* WHAT THE TASK REQUIRES *
A full, exact copy of the records below is the required answer.

== PROVIDED RECORDS

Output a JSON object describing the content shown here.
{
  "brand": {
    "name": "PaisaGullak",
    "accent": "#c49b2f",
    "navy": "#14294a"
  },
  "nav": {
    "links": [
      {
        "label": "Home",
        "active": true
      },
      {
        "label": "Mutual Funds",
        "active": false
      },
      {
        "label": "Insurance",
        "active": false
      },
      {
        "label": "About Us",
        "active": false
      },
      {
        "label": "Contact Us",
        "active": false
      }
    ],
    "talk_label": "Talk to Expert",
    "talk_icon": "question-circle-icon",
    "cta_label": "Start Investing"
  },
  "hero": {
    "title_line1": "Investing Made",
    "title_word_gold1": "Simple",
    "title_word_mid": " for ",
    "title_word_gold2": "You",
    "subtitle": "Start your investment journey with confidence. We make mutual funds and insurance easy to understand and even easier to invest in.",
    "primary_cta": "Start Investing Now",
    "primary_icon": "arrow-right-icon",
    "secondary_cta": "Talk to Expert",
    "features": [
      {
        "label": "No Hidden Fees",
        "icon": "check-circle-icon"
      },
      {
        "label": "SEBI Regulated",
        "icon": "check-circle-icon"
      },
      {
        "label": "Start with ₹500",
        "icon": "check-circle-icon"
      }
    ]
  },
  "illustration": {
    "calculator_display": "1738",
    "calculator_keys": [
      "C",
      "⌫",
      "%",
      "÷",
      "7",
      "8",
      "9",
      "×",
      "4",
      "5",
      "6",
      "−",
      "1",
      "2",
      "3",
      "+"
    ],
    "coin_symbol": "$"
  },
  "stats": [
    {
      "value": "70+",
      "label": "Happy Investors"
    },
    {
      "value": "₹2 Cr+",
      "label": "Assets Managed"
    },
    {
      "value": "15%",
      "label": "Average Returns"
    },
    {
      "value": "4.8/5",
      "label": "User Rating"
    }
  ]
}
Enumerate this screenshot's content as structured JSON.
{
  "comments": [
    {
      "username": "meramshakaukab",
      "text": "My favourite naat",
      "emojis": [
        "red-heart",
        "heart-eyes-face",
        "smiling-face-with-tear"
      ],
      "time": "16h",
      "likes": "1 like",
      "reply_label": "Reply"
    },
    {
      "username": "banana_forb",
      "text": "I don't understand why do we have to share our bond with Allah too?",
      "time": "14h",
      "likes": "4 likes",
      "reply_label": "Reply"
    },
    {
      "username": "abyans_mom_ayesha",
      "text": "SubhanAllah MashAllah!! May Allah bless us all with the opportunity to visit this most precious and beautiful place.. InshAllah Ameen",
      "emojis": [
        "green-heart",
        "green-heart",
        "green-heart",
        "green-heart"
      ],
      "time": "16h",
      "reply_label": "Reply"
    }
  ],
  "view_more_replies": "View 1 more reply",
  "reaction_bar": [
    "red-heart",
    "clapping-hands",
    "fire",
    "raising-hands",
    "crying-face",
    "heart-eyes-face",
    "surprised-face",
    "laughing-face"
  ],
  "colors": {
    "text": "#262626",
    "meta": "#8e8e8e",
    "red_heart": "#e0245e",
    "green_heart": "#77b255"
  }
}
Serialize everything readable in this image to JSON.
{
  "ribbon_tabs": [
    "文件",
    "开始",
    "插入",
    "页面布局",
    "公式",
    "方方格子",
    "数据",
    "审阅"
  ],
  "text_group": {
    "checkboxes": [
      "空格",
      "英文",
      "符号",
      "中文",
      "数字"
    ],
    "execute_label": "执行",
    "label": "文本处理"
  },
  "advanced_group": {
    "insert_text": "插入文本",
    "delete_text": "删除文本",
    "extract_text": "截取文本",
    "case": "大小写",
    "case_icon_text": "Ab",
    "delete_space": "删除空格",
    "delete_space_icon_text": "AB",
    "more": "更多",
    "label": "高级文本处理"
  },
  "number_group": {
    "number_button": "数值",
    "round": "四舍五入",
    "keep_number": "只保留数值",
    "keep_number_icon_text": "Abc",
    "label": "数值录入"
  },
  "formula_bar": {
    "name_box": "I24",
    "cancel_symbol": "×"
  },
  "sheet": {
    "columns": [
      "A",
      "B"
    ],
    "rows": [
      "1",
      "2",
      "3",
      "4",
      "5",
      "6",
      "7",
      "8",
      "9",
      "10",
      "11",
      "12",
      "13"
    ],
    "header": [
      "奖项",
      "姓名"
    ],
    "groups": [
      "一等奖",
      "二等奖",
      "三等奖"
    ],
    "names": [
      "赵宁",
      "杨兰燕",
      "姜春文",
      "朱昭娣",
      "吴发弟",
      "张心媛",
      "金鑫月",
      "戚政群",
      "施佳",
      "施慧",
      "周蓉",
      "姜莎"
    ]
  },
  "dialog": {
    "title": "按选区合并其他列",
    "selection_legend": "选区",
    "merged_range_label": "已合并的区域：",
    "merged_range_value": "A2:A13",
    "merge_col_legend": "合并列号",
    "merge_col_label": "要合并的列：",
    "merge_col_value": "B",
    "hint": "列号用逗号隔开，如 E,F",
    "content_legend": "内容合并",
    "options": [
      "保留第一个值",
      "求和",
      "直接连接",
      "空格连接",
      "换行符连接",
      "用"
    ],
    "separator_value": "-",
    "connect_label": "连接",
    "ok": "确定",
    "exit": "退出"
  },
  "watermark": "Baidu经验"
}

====

* WORKED SOLUTION *
Output a JSON object describing the content shown here.
{
  "brand": {
    "name": "PaisaGullak",
    "accent": "#c49b2f",
    "navy": "#14294a"
  },
  "nav": {
    "links": [
      {
        "label": "Home",
        "active": true
      },
      {
        "label": "Mutual Funds",
        "active": false
      },
      {
        "label": "Insurance",
        "active": false
      },
      {
        "label": "About Us",
        "active": false
      },
      {
        "label": "Contact Us",
        "active": false
      }
    ],
    "talk_label": "Talk to Expert",
    "talk_icon": "question-circle-icon",
    "cta_label": "Start Investing"
  },
  "hero": {
    "title_line1": "Investing Made",
    "title_word_gold1": "Simple",
    "title_word_mid": " for ",
    "title_word_gold2": "You",
    "subtitle": "Start your investment journey with confidence. We make mutual funds and insurance easy to understand and even easier to invest in.",
    "primary_cta": "Start Investing Now",
    "primary_icon": "arrow-right-icon",
    "secondary_cta": "Talk to Expert",
    "features": [
      {
        "label": "No Hidden Fees",
        "icon": "check-circle-icon"
      },
      {
        "label": "SEBI Regulated",
        "icon": "check-circle-icon"
      },
      {
        "label": "Start with ₹500",
        "icon": "check-circle-icon"
      }
    ]
  },
  "illustration": {
    "calculator_display": "1738",
    "calculator_keys": [
      "C",
      "⌫",
      "%",
      "÷",
      "7",
      "8",
      "9",
      "×",
      "4",
      "5",
      "6",
      "−",
      "1",
      "2",
      "3",
      "+"
    ],
    "coin_symbol": "$"
  },
  "stats": [
    {
      "value": "70+",
      "label": "Happy Investors"
    },
    {
      "value": "₹2 Cr+",
      "label": "Assets Managed"
    },
    {
      "value": "15%",
      "label": "Average Returns"
    },
    {
      "value": "4.8/5",
      "label": "User Rating"
    }
  ]
}
Enumerate this screenshot's content as structured JSON.
{
  "comments": [
    {
      "username": "meramshakaukab",
      "text": "My favourite naat",
      "emojis": [
        "red-heart",
        "heart-eyes-face",
        "smiling-face-with-tear"
      ],
      "time": "16h",
      "likes": "1 like",
      "reply_label": "Reply"
    },
    {
      "username": "banana_forb",
      "text": "I don't understand why do we have to share our bond with Allah too?",
      "time": "14h",
      "likes": "4 likes",
      "reply_label": "Reply"
    },
    {
      "username": "abyans_mom_ayesha",
      "text": "SubhanAllah MashAllah!! May Allah bless us all with the opportunity to visit this most precious and beautiful place.. InshAllah Ameen",
      "emojis": [
        "green-heart",
        "green-heart",
        "green-heart",
        "green-heart"
      ],
      "time": "16h",
      "reply_label": "Reply"
    }
  ],
  "view_more_replies": "View 1 more reply",
  "reaction_bar": [
    "red-heart",
    "clapping-hands",
    "fire",
    "raising-hands",
    "crying-face",
    "heart-eyes-face",
    "surprised-face",
    "laughing-face"
  ],
  "colors": {
    "text": "#262626",
    "meta": "#8e8e8e",
    "red_heart": "#e0245e",
    "green_heart": "#77b255"
  }
}
Serialize everything readable in this image to JSON.
{
  "ribbon_tabs": [
    "文件",
    "开始",
    "插入",
    "页面布局",
    "公式",
    "方方格子",
    "数据",
    "审阅"
  ],
  "text_group": {
    "checkboxes": [
      "空格",
      "英文",
      "符号",
      "中文",
      "数字"
    ],
    "execute_label": "执行",
    "label": "文本处理"
  },
  "advanced_group": {
    "insert_text": "插入文本",
    "delete_text": "删除文本",
    "extract_text": "截取文本",
    "case": "大小写",
    "case_icon_text": "Ab",
    "delete_space": "删除空格",
    "delete_space_icon_text": "AB",
    "more": "更多",
    "label": "高级文本处理"
  },
  "number_group": {
    "number_button": "数值",
    "round": "四舍五入",
    "keep_number": "只保留数值",
    "keep_number_icon_text": "Abc",
    "label": "数值录入"
  },
  "formula_bar": {
    "name_box": "I24",
    "cancel_symbol": "×"
  },
  "sheet": {
    "columns": [
      "A",
      "B"
    ],
    "rows": [
      "1",
      "2",
      "3",
      "4",
      "5",
      "6",
      "7",
      "8",
      "9",
      "10",
      "11",
      "12",
      "13"
    ],
    "header": [
      "奖项",
      "姓名"
    ],
    "groups": [
      "一等奖",
      "二等奖",
      "三等奖"
    ],
    "names": [
      "赵宁",
      "杨兰燕",
      "姜春文",
      "朱昭娣",
      "吴发弟",
      "张心媛",
      "金鑫月",
      "戚政群",
      "施佳",
      "施慧",
      "周蓉",
      "姜莎"
    ]
  },
  "dialog": {
    "title": "按选区合并其他列",
    "selection_legend": "选区",
    "merged_range_label": "已合并的区域：",
    "merged_range_value": "A2:A13",
    "merge_col_legend": "合并列号",
    "merge_col_label": "要合并的列：",
    "merge_col_value": "B",
    "hint": "列号用逗号隔开，如 E,F",
    "content_legend": "内容合并",
    "options": [
      "保留第一个值",
      "求和",
      "直接连接",
      "空格连接",
      "换行符连接",
      "用"
    ],
    "separator_value": "-",
    "connect_label": "连接",
    "ok": "确定",
    "exit": "退出"
  },
  "watermark": "Baidu经验"
}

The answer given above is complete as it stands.